▶ **Task goal**
Return the data word for word. Pictures are to be omitted.

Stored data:
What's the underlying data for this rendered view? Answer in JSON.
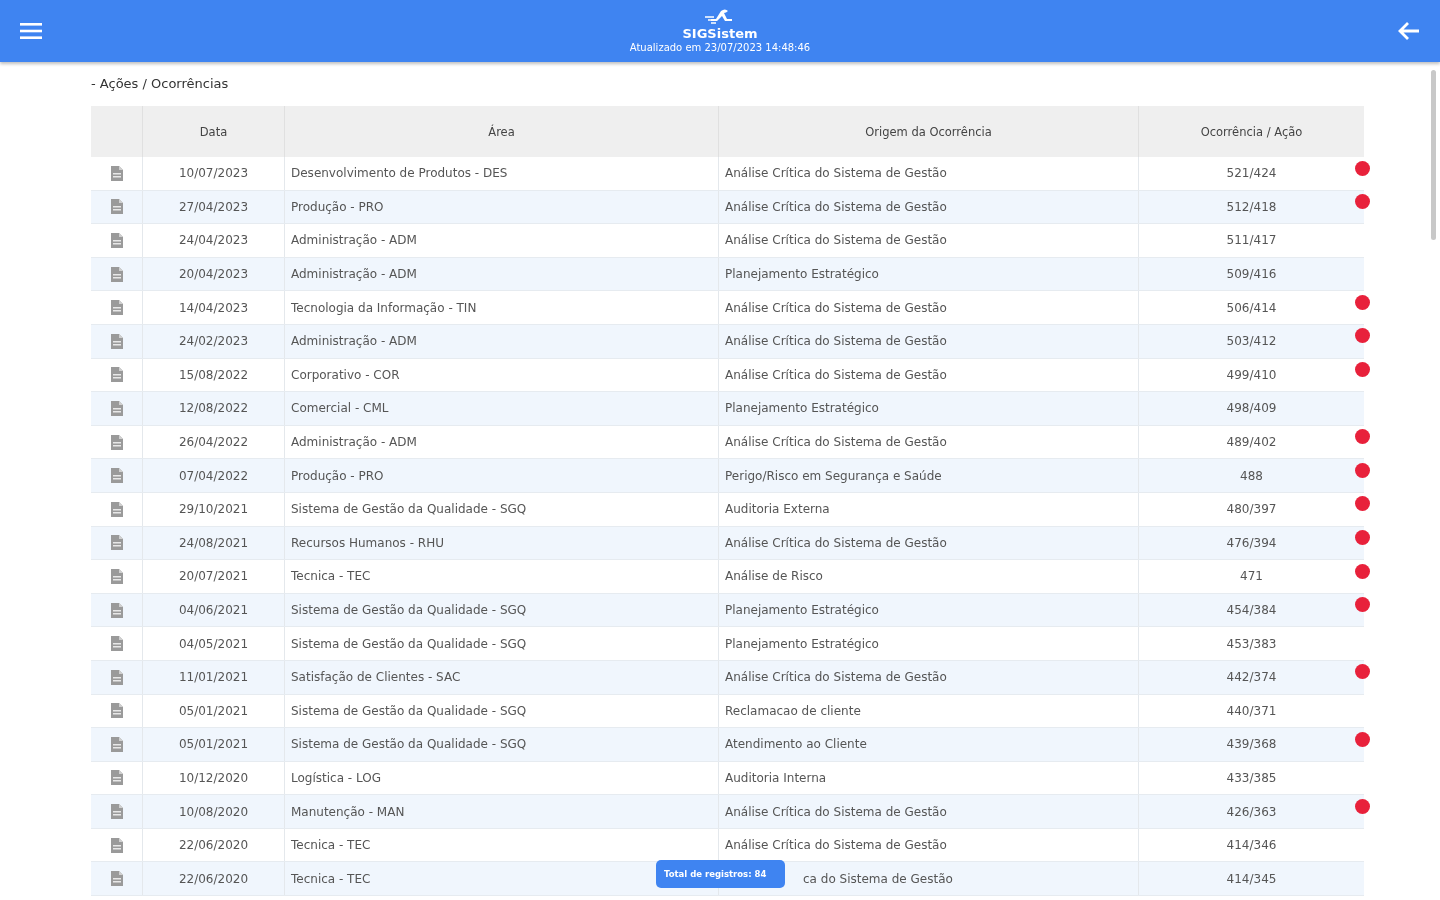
{
  "header": {
    "brand": "SIGSistem",
    "updated": "Atualizado em 23/07/2023 14:48:46"
  },
  "section_title": "- Ações / Ocorrências",
  "table": {
    "columns": [
      "Data",
      "Área",
      "Origem da Ocorrência",
      "Ocorrência / Ação"
    ],
    "rows": [
      {
        "date": "10/07/2023",
        "area": "Desenvolvimento de Produtos - DES",
        "origin": "Análise Crítica do Sistema de Gestão",
        "code": "521/424",
        "alert": true
      },
      {
        "date": "27/04/2023",
        "area": "Produção - PRO",
        "origin": "Análise Crítica do Sistema de Gestão",
        "code": "512/418",
        "alert": true
      },
      {
        "date": "24/04/2023",
        "area": "Administração - ADM",
        "origin": "Análise Crítica do Sistema de Gestão",
        "code": "511/417",
        "alert": false
      },
      {
        "date": "20/04/2023",
        "area": "Administração - ADM",
        "origin": "Planejamento Estratégico",
        "code": "509/416",
        "alert": false
      },
      {
        "date": "14/04/2023",
        "area": "Tecnologia da Informação - TIN",
        "origin": "Análise Crítica do Sistema de Gestão",
        "code": "506/414",
        "alert": true
      },
      {
        "date": "24/02/2023",
        "area": "Administração - ADM",
        "origin": "Análise Crítica do Sistema de Gestão",
        "code": "503/412",
        "alert": true
      },
      {
        "date": "15/08/2022",
        "area": "Corporativo - COR",
        "origin": "Análise Crítica do Sistema de Gestão",
        "code": "499/410",
        "alert": true
      },
      {
        "date": "12/08/2022",
        "area": "Comercial - CML",
        "origin": "Planejamento Estratégico",
        "code": "498/409",
        "alert": false
      },
      {
        "date": "26/04/2022",
        "area": "Administração - ADM",
        "origin": "Análise Crítica do Sistema de Gestão",
        "code": "489/402",
        "alert": true
      },
      {
        "date": "07/04/2022",
        "area": "Produção - PRO",
        "origin": "Perigo/Risco em Segurança e Saúde",
        "code": "488",
        "alert": true
      },
      {
        "date": "29/10/2021",
        "area": "Sistema de Gestão da Qualidade - SGQ",
        "origin": "Auditoria Externa",
        "code": "480/397",
        "alert": true
      },
      {
        "date": "24/08/2021",
        "area": "Recursos Humanos - RHU",
        "origin": "Análise Crítica do Sistema de Gestão",
        "code": "476/394",
        "alert": true
      },
      {
        "date": "20/07/2021",
        "area": "Tecnica - TEC",
        "origin": "Análise de Risco",
        "code": "471",
        "alert": true
      },
      {
        "date": "04/06/2021",
        "area": "Sistema de Gestão da Qualidade - SGQ",
        "origin": "Planejamento Estratégico",
        "code": "454/384",
        "alert": true
      },
      {
        "date": "04/05/2021",
        "area": "Sistema de Gestão da Qualidade - SGQ",
        "origin": "Planejamento Estratégico",
        "code": "453/383",
        "alert": false
      },
      {
        "date": "11/01/2021",
        "area": "Satisfação de Clientes - SAC",
        "origin": "Análise Crítica do Sistema de Gestão",
        "code": "442/374",
        "alert": true
      },
      {
        "date": "05/01/2021",
        "area": "Sistema de Gestão da Qualidade - SGQ",
        "origin": "Reclamacao de cliente",
        "code": "440/371",
        "alert": false
      },
      {
        "date": "05/01/2021",
        "area": "Sistema de Gestão da Qualidade - SGQ",
        "origin": "Atendimento ao Cliente",
        "code": "439/368",
        "alert": true
      },
      {
        "date": "10/12/2020",
        "area": "Logística - LOG",
        "origin": "Auditoria Interna",
        "code": "433/385",
        "alert": false
      },
      {
        "date": "10/08/2020",
        "area": "Manutenção - MAN",
        "origin": "Análise Crítica do Sistema de Gestão",
        "code": "426/363",
        "alert": true
      },
      {
        "date": "22/06/2020",
        "area": "Tecnica - TEC",
        "origin": "Análise Crítica do Sistema de Gestão",
        "code": "414/346",
        "alert": false
      },
      {
        "date": "22/06/2020",
        "area": "Tecnica - TEC",
        "origin": "ca do Sistema de Gestão",
        "code": "414/345",
        "alert": false,
        "covered": true
      }
    ]
  },
  "total_badge": "Total de registros: 84"
}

▶ **Solution for this task**
What's the underlying data for this rendered view? Answer in JSON.
{
  "header": {
    "brand": "SIGSistem",
    "updated": "Atualizado em 23/07/2023 14:48:46"
  },
  "section_title": "- Ações / Ocorrências",
  "table": {
    "columns": [
      "Data",
      "Área",
      "Origem da Ocorrência",
      "Ocorrência / Ação"
    ],
    "rows": [
      {
        "date": "10/07/2023",
        "area": "Desenvolvimento de Produtos - DES",
        "origin": "Análise Crítica do Sistema de Gestão",
        "code": "521/424",
        "alert": true
      },
      {
        "date": "27/04/2023",
        "area": "Produção - PRO",
        "origin": "Análise Crítica do Sistema de Gestão",
        "code": "512/418",
        "alert": true
      },
      {
        "date": "24/04/2023",
        "area": "Administração - ADM",
        "origin": "Análise Crítica do Sistema de Gestão",
        "code": "511/417",
        "alert": false
      },
      {
        "date": "20/04/2023",
        "area": "Administração - ADM",
        "origin": "Planejamento Estratégico",
        "code": "509/416",
        "alert": false
      },
      {
        "date": "14/04/2023",
        "area": "Tecnologia da Informação - TIN",
        "origin": "Análise Crítica do Sistema de Gestão",
        "code": "506/414",
        "alert": true
      },
      {
        "date": "24/02/2023",
        "area": "Administração - ADM",
        "origin": "Análise Crítica do Sistema de Gestão",
        "code": "503/412",
        "alert": true
      },
      {
        "date": "15/08/2022",
        "area": "Corporativo - COR",
        "origin": "Análise Crítica do Sistema de Gestão",
        "code": "499/410",
        "alert": true
      },
      {
        "date": "12/08/2022",
        "area": "Comercial - CML",
        "origin": "Planejamento Estratégico",
        "code": "498/409",
        "alert": false
      },
      {
        "date": "26/04/2022",
        "area": "Administração - ADM",
        "origin": "Análise Crítica do Sistema de Gestão",
        "code": "489/402",
        "alert": true
      },
      {
        "date": "07/04/2022",
        "area": "Produção - PRO",
        "origin": "Perigo/Risco em Segurança e Saúde",
        "code": "488",
        "alert": true
      },
      {
        "date": "29/10/2021",
        "area": "Sistema de Gestão da Qualidade - SGQ",
        "origin": "Auditoria Externa",
        "code": "480/397",
        "alert": true
      },
      {
        "date": "24/08/2021",
        "area": "Recursos Humanos - RHU",
        "origin": "Análise Crítica do Sistema de Gestão",
        "code": "476/394",
        "alert": true
      },
      {
        "date": "20/07/2021",
        "area": "Tecnica - TEC",
        "origin": "Análise de Risco",
        "code": "471",
        "alert": true
      },
      {
        "date": "04/06/2021",
        "area": "Sistema de Gestão da Qualidade - SGQ",
        "origin": "Planejamento Estratégico",
        "code": "454/384",
        "alert": true
      },
      {
        "date": "04/05/2021",
        "area": "Sistema de Gestão da Qualidade - SGQ",
        "origin": "Planejamento Estratégico",
        "code": "453/383",
        "alert": false
      },
      {
        "date": "11/01/2021",
        "area": "Satisfação de Clientes - SAC",
        "origin": "Análise Crítica do Sistema de Gestão",
        "code": "442/374",
        "alert": true
      },
      {
        "date": "05/01/2021",
        "area": "Sistema de Gestão da Qualidade - SGQ",
        "origin": "Reclamacao de cliente",
        "code": "440/371",
        "alert": false
      },
      {
        "date": "05/01/2021",
        "area": "Sistema de Gestão da Qualidade - SGQ",
        "origin": "Atendimento ao Cliente",
        "code": "439/368",
        "alert": true
      },
      {
        "date": "10/12/2020",
        "area": "Logística - LOG",
        "origin": "Auditoria Interna",
        "code": "433/385",
        "alert": false
      },
      {
        "date": "10/08/2020",
        "area": "Manutenção - MAN",
        "origin": "Análise Crítica do Sistema de Gestão",
        "code": "426/363",
        "alert": true
      },
      {
        "date": "22/06/2020",
        "area": "Tecnica - TEC",
        "origin": "Análise Crítica do Sistema de Gestão",
        "code": "414/346",
        "alert": false
      },
      {
        "date": "22/06/2020",
        "area": "Tecnica - TEC",
        "origin": "ca do Sistema de Gestão",
        "code": "414/345",
        "alert": false,
        "covered": true
      }
    ]
  },
  "total_badge": "Total de registros: 84"
}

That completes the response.